**Brief**
Return all the data exactly, keeping the pictures out.

**Dataset rows describing interfaces**
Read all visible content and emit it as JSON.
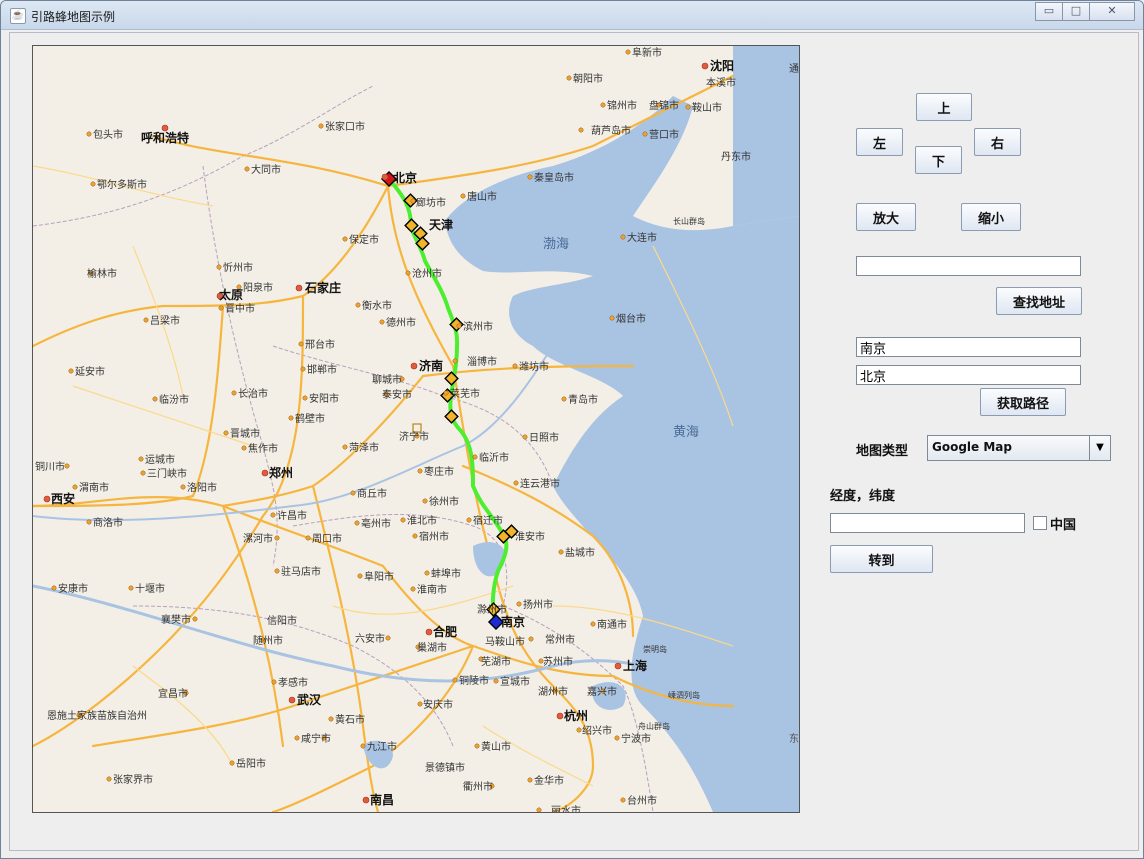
{
  "window": {
    "title": "引路蜂地图示例",
    "minimize": "▭",
    "maximize": "□",
    "close": "✕",
    "icon": "java-cup-icon"
  },
  "nav": {
    "up": "上",
    "left": "左",
    "down": "下",
    "right": "右",
    "zoom_in": "放大",
    "zoom_out": "缩小"
  },
  "search": {
    "address_value": "",
    "find_button": "查找地址"
  },
  "route": {
    "start_value": "南京",
    "end_value": "北京",
    "get_route_button": "获取路径"
  },
  "map_type": {
    "label": "地图类型",
    "selected": "Google Map"
  },
  "goto": {
    "label": "经度，纬度",
    "coord_value": "",
    "china_label": "中国",
    "china_checked": false,
    "button": "转到"
  },
  "map": {
    "cities": {
      "beijing": "北京",
      "tianjin": "天津",
      "shijiazhuang": "石家庄",
      "taiyuan": "太原",
      "jinan": "济南",
      "zhengzhou": "郑州",
      "xian": "西安",
      "wuhan": "武汉",
      "hefei": "合肥",
      "nanjing": "南京",
      "shanghai": "上海",
      "hangzhou": "杭州",
      "huhehaote": "呼和浩特",
      "shenyang": "沈阳",
      "nanchang": "南昌",
      "baotou": "包头市",
      "zhangjiakou": "张家口市",
      "datong": "大同市",
      "eerduosi": "鄂尔多斯市",
      "langfang": "廊坊市",
      "baoding": "保定市",
      "cangzhou": "沧州市",
      "tangshan": "唐山市",
      "qinhuangdao": "秦皇岛市",
      "chaoyang": "朝阳市",
      "fuxin": "阜新市",
      "jinzhou": "锦州市",
      "panjin": "盘锦市",
      "anshan": "鞍山市",
      "huludao": "葫芦岛市",
      "yingkou": "营口市",
      "dandong": "丹东市",
      "dalian": "大连市",
      "benxi": "本溪市",
      "xinzhou": "忻州市",
      "yangquan": "阳泉市",
      "jinzhong": "晋中市",
      "yulin": "榆林市",
      "lvliang": "吕梁市",
      "hengshui": "衡水市",
      "dezhou": "德州市",
      "binzhou": "滨州市",
      "zibo": "淄博市",
      "weifang": "潍坊市",
      "yantai": "烟台市",
      "qingdao": "青岛市",
      "rizhao": "日照市",
      "laiwu": "莱芜市",
      "taian": "泰安市",
      "liaocheng": "聊城市",
      "xingtai": "邢台市",
      "handan": "邯郸市",
      "changzhi": "长治市",
      "anyang": "安阳市",
      "hebi": "鹤壁市",
      "jincheng": "晋城市",
      "jiaozuo": "焦作市",
      "yuncheng": "运城市",
      "sanmenxia": "三门峡市",
      "weinan": "渭南市",
      "tongchuan": "铜川市",
      "yanan": "延安市",
      "linfen": "临汾市",
      "luoyang": "洛阳市",
      "jining": "济宁市",
      "heze": "菏泽市",
      "zaozhuang": "枣庄市",
      "linyi": "临沂市",
      "lianyungang": "连云港市",
      "shangqiu": "商丘市",
      "xuzhou": "徐州市",
      "xuchang": "许昌市",
      "bozhou": "亳州市",
      "huaibei": "淮北市",
      "suqian": "宿迁市",
      "huaian": "淮安市",
      "luohe": "漯河市",
      "zhoukou": "周口市",
      "suzhou_ah": "宿州市",
      "yancheng": "盐城市",
      "shangluo": "商洛市",
      "zhumadian": "驻马店市",
      "fuyang": "阜阳市",
      "bengbu": "蚌埠市",
      "huainan": "淮南市",
      "ankang": "安康市",
      "shiyan": "十堰市",
      "xiangyang": "襄樊市",
      "xinyang": "信阳市",
      "chuzhou": "滁州市",
      "yangzhou": "扬州市",
      "nantong": "南通市",
      "suizhou": "随州市",
      "luan": "六安市",
      "chaohu": "巢湖市",
      "maanshan": "马鞍山市",
      "changzhou": "常州市",
      "chongming": "崇明岛",
      "wuhu": "芜湖市",
      "suzhou": "苏州市",
      "yichang": "宜昌市",
      "xiaogan": "孝感市",
      "tongling": "铜陵市",
      "xuancheng": "宣城市",
      "huzhou": "湖州市",
      "jiaxing": "嘉兴市",
      "shengsi": "嵊泗列岛",
      "enshi": "恩施土家族苗族自治州",
      "anqing": "安庆市",
      "huangshi": "黄石市",
      "shaoxing": "绍兴市",
      "xianning": "咸宁市",
      "jiujiang": "九江市",
      "huangshan": "黄山市",
      "ningbo": "宁波市",
      "zhoushan": "舟山群岛",
      "yueyang": "岳阳市",
      "zhangjiajie": "张家界市",
      "jingdezhen": "景德镇市",
      "jinhua": "金华市",
      "quzhou": "衢州市",
      "lishui": "丽水市",
      "taizhou": "台州市",
      "tonghua": "通",
      "changshan": "长山群岛",
      "dong": "东",
      "bohai": "渤海",
      "huanghai": "黄海"
    }
  }
}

**Exercise response**
Read all visible content and emit it as JSON.
{
  "window": {
    "title": "引路蜂地图示例",
    "minimize": "▭",
    "maximize": "□",
    "close": "✕",
    "icon": "java-cup-icon"
  },
  "nav": {
    "up": "上",
    "left": "左",
    "down": "下",
    "right": "右",
    "zoom_in": "放大",
    "zoom_out": "缩小"
  },
  "search": {
    "address_value": "",
    "find_button": "查找地址"
  },
  "route": {
    "start_value": "南京",
    "end_value": "北京",
    "get_route_button": "获取路径"
  },
  "map_type": {
    "label": "地图类型",
    "selected": "Google Map"
  },
  "goto": {
    "label": "经度，纬度",
    "coord_value": "",
    "china_label": "中国",
    "china_checked": false,
    "button": "转到"
  },
  "map": {
    "cities": {
      "beijing": "北京",
      "tianjin": "天津",
      "shijiazhuang": "石家庄",
      "taiyuan": "太原",
      "jinan": "济南",
      "zhengzhou": "郑州",
      "xian": "西安",
      "wuhan": "武汉",
      "hefei": "合肥",
      "nanjing": "南京",
      "shanghai": "上海",
      "hangzhou": "杭州",
      "huhehaote": "呼和浩特",
      "shenyang": "沈阳",
      "nanchang": "南昌",
      "baotou": "包头市",
      "zhangjiakou": "张家口市",
      "datong": "大同市",
      "eerduosi": "鄂尔多斯市",
      "langfang": "廊坊市",
      "baoding": "保定市",
      "cangzhou": "沧州市",
      "tangshan": "唐山市",
      "qinhuangdao": "秦皇岛市",
      "chaoyang": "朝阳市",
      "fuxin": "阜新市",
      "jinzhou": "锦州市",
      "panjin": "盘锦市",
      "anshan": "鞍山市",
      "huludao": "葫芦岛市",
      "yingkou": "营口市",
      "dandong": "丹东市",
      "dalian": "大连市",
      "benxi": "本溪市",
      "xinzhou": "忻州市",
      "yangquan": "阳泉市",
      "jinzhong": "晋中市",
      "yulin": "榆林市",
      "lvliang": "吕梁市",
      "hengshui": "衡水市",
      "dezhou": "德州市",
      "binzhou": "滨州市",
      "zibo": "淄博市",
      "weifang": "潍坊市",
      "yantai": "烟台市",
      "qingdao": "青岛市",
      "rizhao": "日照市",
      "laiwu": "莱芜市",
      "taian": "泰安市",
      "liaocheng": "聊城市",
      "xingtai": "邢台市",
      "handan": "邯郸市",
      "changzhi": "长治市",
      "anyang": "安阳市",
      "hebi": "鹤壁市",
      "jincheng": "晋城市",
      "jiaozuo": "焦作市",
      "yuncheng": "运城市",
      "sanmenxia": "三门峡市",
      "weinan": "渭南市",
      "tongchuan": "铜川市",
      "yanan": "延安市",
      "linfen": "临汾市",
      "luoyang": "洛阳市",
      "jining": "济宁市",
      "heze": "菏泽市",
      "zaozhuang": "枣庄市",
      "linyi": "临沂市",
      "lianyungang": "连云港市",
      "shangqiu": "商丘市",
      "xuzhou": "徐州市",
      "xuchang": "许昌市",
      "bozhou": "亳州市",
      "huaibei": "淮北市",
      "suqian": "宿迁市",
      "huaian": "淮安市",
      "luohe": "漯河市",
      "zhoukou": "周口市",
      "suzhou_ah": "宿州市",
      "yancheng": "盐城市",
      "shangluo": "商洛市",
      "zhumadian": "驻马店市",
      "fuyang": "阜阳市",
      "bengbu": "蚌埠市",
      "huainan": "淮南市",
      "ankang": "安康市",
      "shiyan": "十堰市",
      "xiangyang": "襄樊市",
      "xinyang": "信阳市",
      "chuzhou": "滁州市",
      "yangzhou": "扬州市",
      "nantong": "南通市",
      "suizhou": "随州市",
      "luan": "六安市",
      "chaohu": "巢湖市",
      "maanshan": "马鞍山市",
      "changzhou": "常州市",
      "chongming": "崇明岛",
      "wuhu": "芜湖市",
      "suzhou": "苏州市",
      "yichang": "宜昌市",
      "xiaogan": "孝感市",
      "tongling": "铜陵市",
      "xuancheng": "宣城市",
      "huzhou": "湖州市",
      "jiaxing": "嘉兴市",
      "shengsi": "嵊泗列岛",
      "enshi": "恩施土家族苗族自治州",
      "anqing": "安庆市",
      "huangshi": "黄石市",
      "shaoxing": "绍兴市",
      "xianning": "咸宁市",
      "jiujiang": "九江市",
      "huangshan": "黄山市",
      "ningbo": "宁波市",
      "zhoushan": "舟山群岛",
      "yueyang": "岳阳市",
      "zhangjiajie": "张家界市",
      "jingdezhen": "景德镇市",
      "jinhua": "金华市",
      "quzhou": "衢州市",
      "lishui": "丽水市",
      "taizhou": "台州市",
      "tonghua": "通",
      "changshan": "长山群岛",
      "dong": "东",
      "bohai": "渤海",
      "huanghai": "黄海"
    }
  }
}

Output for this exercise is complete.